I shall now respond to the question as to how this fits into the responsibilities of High Representative, Catherine Ashton. Outside Europe High Representative Ashton is in charge of crisis management, and what we are developing here is a building block within this system where I am responsible for the humanitarian aid and civil protection instrument. In this system there might be foreign affairs considerations, requiring diplomatic instruments, while in exceptional cases we might need a military input from defence elements, for which the High Representative is responsible. What I bring to the table is a co-ordinated civil protection mechanism, in a sense very similar to what is being done in Ireland, where the local authorities have responsibility for emergency responses, with a co-ordination input at national level is vested in the Minister for the Environment, Heritage and Local Government.
With regard to the solidarity clause, work is ongoing under the leadership of Commissioner for Home Affairs, Cecelia Malmström. Again, our contribution is to ensure that the civil protection system of Europe is coherent and well co-ordinated, so that we may contribute to any solidarity initiative that may be required, in the event. I shall conclude on this point. In today's environment, I cannot emphasise more how important it is to our citizens for us to demonstrate that everything we do takes into account the difficulties they face. Actually, the Eurobarometer surveys show that EU citizens remain very committed to humanitarian causes, with eight out of ten being in favour of humanitarian aid. By the same token Europeans want to ensure that their money is being usefully spent, and are committed to this.
I shall end my presentation by saying that I very much recognise this responsibility. I come from the poorest member state of the European Union. Our ambassador is here, and we have aspired for a long time not to be the poorest. My mother's pension is the equivalent of €120 per month. My mother is lucky because her daughter is a European Commissioner, but not all her friends are in the same position.

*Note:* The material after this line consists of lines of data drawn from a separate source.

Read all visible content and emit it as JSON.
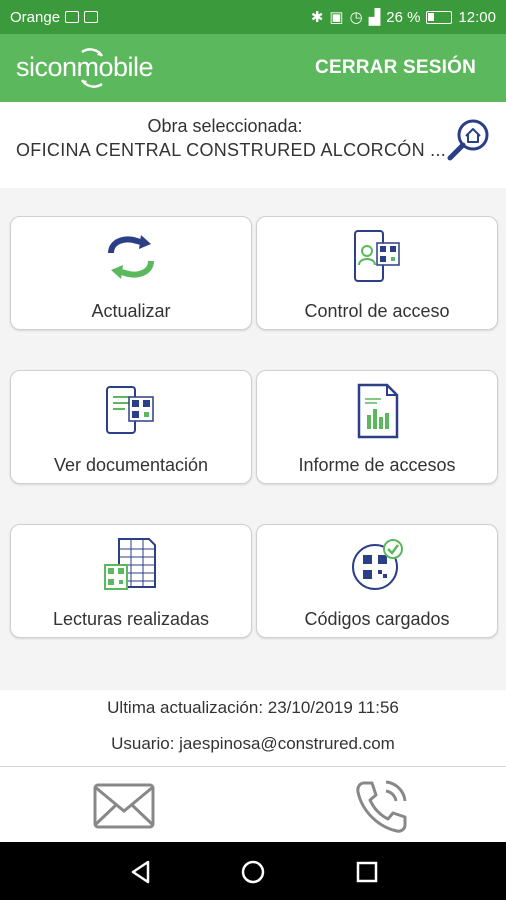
{
  "status_bar": {
    "carrier": "Orange",
    "battery": "26 %",
    "time": "12:00"
  },
  "app_bar": {
    "logo": "siconmobile",
    "logout_label": "CERRAR SESIÓN"
  },
  "obra": {
    "label": "Obra seleccionada:",
    "name": "OFICINA CENTRAL CONSTRURED ALCORCÓN ..."
  },
  "tiles": [
    {
      "label": "Actualizar",
      "icon": "sync-icon"
    },
    {
      "label": "Control de acceso",
      "icon": "phone-qr-user-icon"
    },
    {
      "label": "Ver documentación",
      "icon": "phone-qr-document-icon"
    },
    {
      "label": "Informe de accesos",
      "icon": "report-chart-icon"
    },
    {
      "label": "Lecturas realizadas",
      "icon": "spreadsheet-qr-icon"
    },
    {
      "label": "Códigos cargados",
      "icon": "qr-check-icon"
    }
  ],
  "info": {
    "last_update": "Ultima actualización: 23/10/2019 11:56",
    "user": "Usuario: jaespinosa@construred.com"
  },
  "colors": {
    "primary_green": "#5cb85c",
    "status_green": "#3b9a3b",
    "icon_navy": "#2b3f86",
    "icon_green": "#5cb85c"
  }
}
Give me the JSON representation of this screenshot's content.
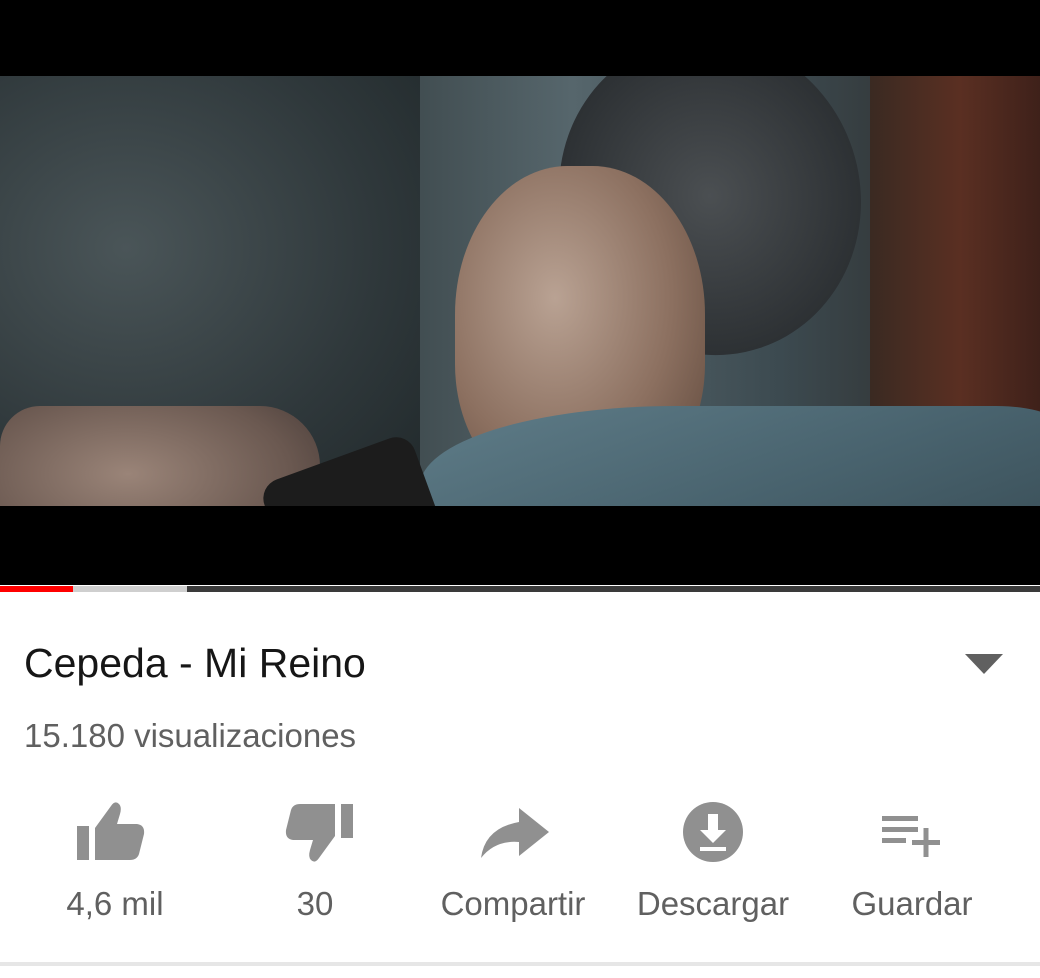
{
  "video": {
    "progress": {
      "played_fraction": 0.07,
      "buffered_fraction": 0.18
    }
  },
  "title": "Cepeda - Mi Reino",
  "views": "15.180 visualizaciones",
  "expand_icon": "chevron-down-icon",
  "actions": [
    {
      "icon": "thumb-up-icon",
      "label": "4,6 mil"
    },
    {
      "icon": "thumb-down-icon",
      "label": "30"
    },
    {
      "icon": "share-icon",
      "label": "Compartir"
    },
    {
      "icon": "download-icon",
      "label": "Descargar"
    },
    {
      "icon": "playlist-add-icon",
      "label": "Guardar"
    }
  ],
  "colors": {
    "progress_played": "#ff0000",
    "icon": "#909090",
    "title": "#161616",
    "secondary": "#606060"
  }
}
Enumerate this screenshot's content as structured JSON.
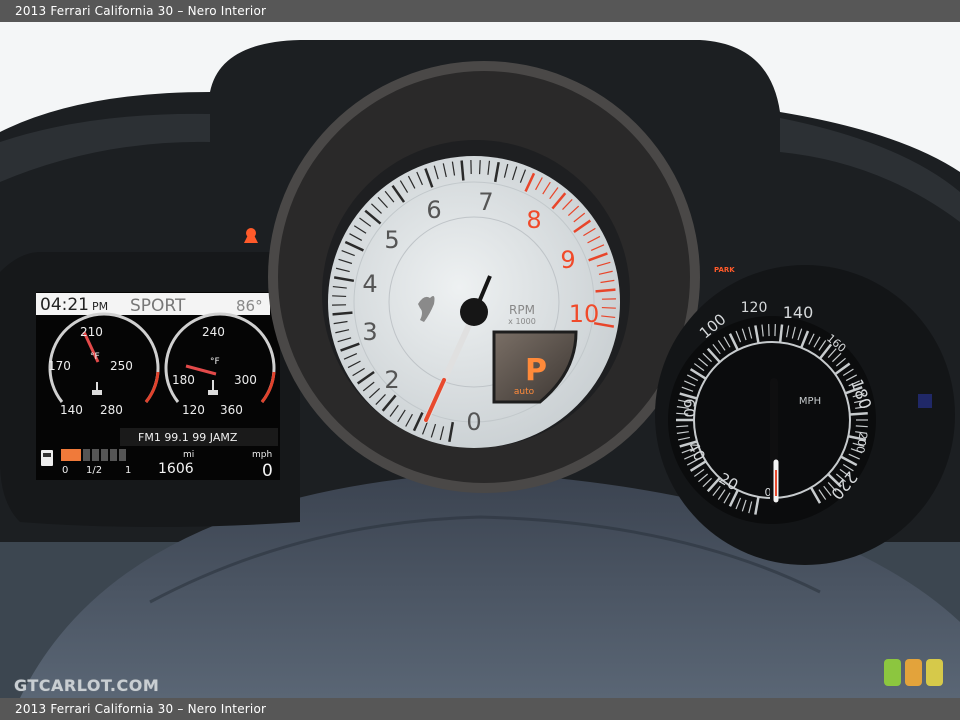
{
  "caption": "2013 Ferrari California 30 – Nero Interior",
  "watermark": "GTCARLOT.COM",
  "badge_colors": [
    "#8cc63f",
    "#e3a33b",
    "#d6c94a"
  ],
  "tachometer": {
    "numbers": [
      "0",
      "2",
      "3",
      "4",
      "5",
      "6",
      "7",
      "8",
      "9",
      "10"
    ],
    "rpm_label": "RPM",
    "rpm_unit": "x 1000",
    "gear": "P",
    "gear_mode": "auto"
  },
  "speedometer": {
    "numbers": [
      "0",
      "20",
      "40",
      "60",
      "100",
      "120",
      "140",
      "160",
      "180",
      "200",
      "220"
    ],
    "unit": "MPH"
  },
  "display": {
    "time": "04:21",
    "ampm": "PM",
    "mode": "SPORT",
    "outside_temp": "86°",
    "gauge_left": {
      "top": "210",
      "left": "170",
      "right": "250",
      "bottom_left": "140",
      "bottom_right": "280",
      "unit": "°F"
    },
    "gauge_right": {
      "top": "240",
      "left": "180",
      "right": "300",
      "bottom_left": "120",
      "bottom_right": "360",
      "unit": "°F"
    },
    "radio": "FM1 99.1 99 JAMZ",
    "fuel_labels": [
      "0",
      "1/2",
      "1"
    ],
    "odometer_unit": "mi",
    "odometer": "1606",
    "speed_unit": "mph",
    "speed": "0"
  },
  "park_label": "PARK"
}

Of course, it is a great responsibility for me and my team to recognise that the sacrifice people are making is towards reaching this common objective of showing that European solidarity is a value we all stand over, and seek to deliver to needy people around the world.